### Records provided
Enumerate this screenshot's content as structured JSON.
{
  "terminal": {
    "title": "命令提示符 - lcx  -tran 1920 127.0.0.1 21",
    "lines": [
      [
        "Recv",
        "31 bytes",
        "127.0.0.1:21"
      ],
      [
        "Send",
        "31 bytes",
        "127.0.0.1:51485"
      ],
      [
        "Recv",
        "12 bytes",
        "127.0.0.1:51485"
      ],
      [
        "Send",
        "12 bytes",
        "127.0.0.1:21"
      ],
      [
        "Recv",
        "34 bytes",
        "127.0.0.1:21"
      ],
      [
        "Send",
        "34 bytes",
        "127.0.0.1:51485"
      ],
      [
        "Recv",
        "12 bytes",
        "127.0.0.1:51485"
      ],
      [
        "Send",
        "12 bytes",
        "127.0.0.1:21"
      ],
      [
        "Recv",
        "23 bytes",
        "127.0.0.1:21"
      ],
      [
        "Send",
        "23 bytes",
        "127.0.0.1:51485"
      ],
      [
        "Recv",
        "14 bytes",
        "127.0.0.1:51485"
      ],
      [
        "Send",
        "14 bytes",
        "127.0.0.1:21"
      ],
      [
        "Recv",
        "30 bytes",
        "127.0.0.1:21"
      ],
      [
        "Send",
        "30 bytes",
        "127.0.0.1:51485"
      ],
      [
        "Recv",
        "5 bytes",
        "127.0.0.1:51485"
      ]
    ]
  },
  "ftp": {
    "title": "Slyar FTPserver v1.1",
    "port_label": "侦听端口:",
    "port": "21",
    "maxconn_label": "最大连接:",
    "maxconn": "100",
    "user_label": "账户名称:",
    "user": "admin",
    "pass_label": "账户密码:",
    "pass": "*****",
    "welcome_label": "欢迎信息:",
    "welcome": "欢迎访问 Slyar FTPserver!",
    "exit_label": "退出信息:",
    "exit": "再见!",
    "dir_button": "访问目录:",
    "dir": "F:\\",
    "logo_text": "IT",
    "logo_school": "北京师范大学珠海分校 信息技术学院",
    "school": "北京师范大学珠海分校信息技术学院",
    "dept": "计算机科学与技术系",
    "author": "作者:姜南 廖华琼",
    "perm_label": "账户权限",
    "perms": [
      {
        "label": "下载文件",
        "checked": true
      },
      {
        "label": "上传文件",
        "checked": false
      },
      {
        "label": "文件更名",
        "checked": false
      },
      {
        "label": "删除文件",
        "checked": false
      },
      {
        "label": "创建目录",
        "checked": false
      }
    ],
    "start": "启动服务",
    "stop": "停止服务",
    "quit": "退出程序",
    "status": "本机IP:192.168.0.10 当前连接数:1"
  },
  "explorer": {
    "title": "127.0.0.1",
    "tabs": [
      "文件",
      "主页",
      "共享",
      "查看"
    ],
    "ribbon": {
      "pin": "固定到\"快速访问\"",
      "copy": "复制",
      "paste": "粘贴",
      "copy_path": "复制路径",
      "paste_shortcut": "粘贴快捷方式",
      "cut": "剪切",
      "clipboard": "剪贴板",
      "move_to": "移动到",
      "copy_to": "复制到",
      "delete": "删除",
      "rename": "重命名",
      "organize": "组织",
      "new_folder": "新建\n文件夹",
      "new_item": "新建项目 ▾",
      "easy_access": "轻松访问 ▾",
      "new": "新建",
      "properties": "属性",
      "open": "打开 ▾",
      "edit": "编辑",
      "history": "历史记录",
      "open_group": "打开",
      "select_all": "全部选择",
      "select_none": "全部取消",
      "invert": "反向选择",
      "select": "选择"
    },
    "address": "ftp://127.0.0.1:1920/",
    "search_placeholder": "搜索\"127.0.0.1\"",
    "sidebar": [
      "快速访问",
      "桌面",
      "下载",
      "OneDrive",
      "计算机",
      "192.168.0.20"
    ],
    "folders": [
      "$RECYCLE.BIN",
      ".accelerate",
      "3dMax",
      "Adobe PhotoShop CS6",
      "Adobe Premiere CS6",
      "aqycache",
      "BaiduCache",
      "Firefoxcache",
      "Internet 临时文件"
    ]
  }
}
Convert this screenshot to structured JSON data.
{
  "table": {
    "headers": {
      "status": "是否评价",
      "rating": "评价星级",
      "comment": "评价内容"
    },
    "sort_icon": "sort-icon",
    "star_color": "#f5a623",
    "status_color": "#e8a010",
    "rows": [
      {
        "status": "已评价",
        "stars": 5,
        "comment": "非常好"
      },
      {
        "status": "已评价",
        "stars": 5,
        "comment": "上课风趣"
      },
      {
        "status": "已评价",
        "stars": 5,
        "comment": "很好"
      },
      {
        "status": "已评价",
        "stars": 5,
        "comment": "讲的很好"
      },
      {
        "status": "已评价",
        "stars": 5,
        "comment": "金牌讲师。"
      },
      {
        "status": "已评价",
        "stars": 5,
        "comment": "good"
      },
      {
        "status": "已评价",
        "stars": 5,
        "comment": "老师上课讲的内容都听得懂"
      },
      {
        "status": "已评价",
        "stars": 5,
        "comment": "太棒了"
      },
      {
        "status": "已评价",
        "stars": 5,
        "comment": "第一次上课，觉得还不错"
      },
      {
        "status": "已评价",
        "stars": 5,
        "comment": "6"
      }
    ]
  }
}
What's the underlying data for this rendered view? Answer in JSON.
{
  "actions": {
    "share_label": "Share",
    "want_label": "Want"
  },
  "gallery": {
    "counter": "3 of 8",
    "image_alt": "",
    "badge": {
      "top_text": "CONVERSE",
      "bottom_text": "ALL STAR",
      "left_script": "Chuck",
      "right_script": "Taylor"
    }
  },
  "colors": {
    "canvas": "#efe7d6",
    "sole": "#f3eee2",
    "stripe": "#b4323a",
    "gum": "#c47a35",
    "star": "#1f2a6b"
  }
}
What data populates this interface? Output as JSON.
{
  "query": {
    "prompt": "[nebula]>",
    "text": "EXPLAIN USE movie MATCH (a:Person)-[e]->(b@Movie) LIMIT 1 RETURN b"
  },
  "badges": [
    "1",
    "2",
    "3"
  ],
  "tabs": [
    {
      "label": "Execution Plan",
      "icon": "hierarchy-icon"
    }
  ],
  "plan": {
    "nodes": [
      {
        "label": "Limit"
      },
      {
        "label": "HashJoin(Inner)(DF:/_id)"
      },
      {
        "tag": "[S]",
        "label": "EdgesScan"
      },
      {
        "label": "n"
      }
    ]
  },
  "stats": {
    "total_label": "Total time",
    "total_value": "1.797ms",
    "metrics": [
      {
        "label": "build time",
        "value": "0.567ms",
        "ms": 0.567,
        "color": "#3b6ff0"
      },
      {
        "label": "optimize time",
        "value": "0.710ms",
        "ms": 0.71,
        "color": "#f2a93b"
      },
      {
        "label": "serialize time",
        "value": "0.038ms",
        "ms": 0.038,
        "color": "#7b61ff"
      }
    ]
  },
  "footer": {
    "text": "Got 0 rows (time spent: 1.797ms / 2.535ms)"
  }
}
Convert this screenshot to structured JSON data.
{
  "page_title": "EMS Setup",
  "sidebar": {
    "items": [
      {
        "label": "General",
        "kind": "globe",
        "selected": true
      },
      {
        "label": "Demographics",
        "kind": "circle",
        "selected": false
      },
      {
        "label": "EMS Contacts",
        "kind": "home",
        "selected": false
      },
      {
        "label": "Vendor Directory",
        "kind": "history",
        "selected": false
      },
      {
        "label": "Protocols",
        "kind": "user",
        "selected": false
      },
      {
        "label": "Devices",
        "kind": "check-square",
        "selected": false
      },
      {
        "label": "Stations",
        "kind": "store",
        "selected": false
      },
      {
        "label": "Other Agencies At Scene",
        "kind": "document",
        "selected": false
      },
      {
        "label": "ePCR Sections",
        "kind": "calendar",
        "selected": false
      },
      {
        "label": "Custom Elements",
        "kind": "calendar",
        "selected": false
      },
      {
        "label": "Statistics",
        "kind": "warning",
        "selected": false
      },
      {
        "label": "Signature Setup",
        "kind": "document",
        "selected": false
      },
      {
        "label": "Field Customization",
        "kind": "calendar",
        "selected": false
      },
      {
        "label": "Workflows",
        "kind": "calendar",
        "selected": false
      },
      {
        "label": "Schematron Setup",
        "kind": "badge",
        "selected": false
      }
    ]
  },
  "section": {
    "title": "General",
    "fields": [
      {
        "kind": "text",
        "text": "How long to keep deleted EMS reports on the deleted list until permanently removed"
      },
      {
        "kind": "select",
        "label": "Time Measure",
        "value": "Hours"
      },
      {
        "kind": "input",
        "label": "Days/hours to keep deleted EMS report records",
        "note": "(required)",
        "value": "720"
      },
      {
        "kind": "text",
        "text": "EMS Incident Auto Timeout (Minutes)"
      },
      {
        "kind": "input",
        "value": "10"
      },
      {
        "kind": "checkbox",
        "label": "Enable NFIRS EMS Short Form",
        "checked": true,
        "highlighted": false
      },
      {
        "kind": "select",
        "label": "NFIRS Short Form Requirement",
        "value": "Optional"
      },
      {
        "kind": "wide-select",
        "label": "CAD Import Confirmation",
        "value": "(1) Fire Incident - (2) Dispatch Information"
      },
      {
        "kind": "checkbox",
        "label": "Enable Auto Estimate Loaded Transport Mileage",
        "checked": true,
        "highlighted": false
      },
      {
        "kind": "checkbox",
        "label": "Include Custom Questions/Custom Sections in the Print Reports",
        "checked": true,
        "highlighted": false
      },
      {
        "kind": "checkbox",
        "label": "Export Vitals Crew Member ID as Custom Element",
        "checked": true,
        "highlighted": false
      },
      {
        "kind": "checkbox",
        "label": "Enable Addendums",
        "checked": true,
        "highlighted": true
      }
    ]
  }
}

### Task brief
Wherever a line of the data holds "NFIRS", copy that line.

### Result below
        "label": "Enable NFIRS EMS Short Form",
        "label": "NFIRS Short Form Requirement",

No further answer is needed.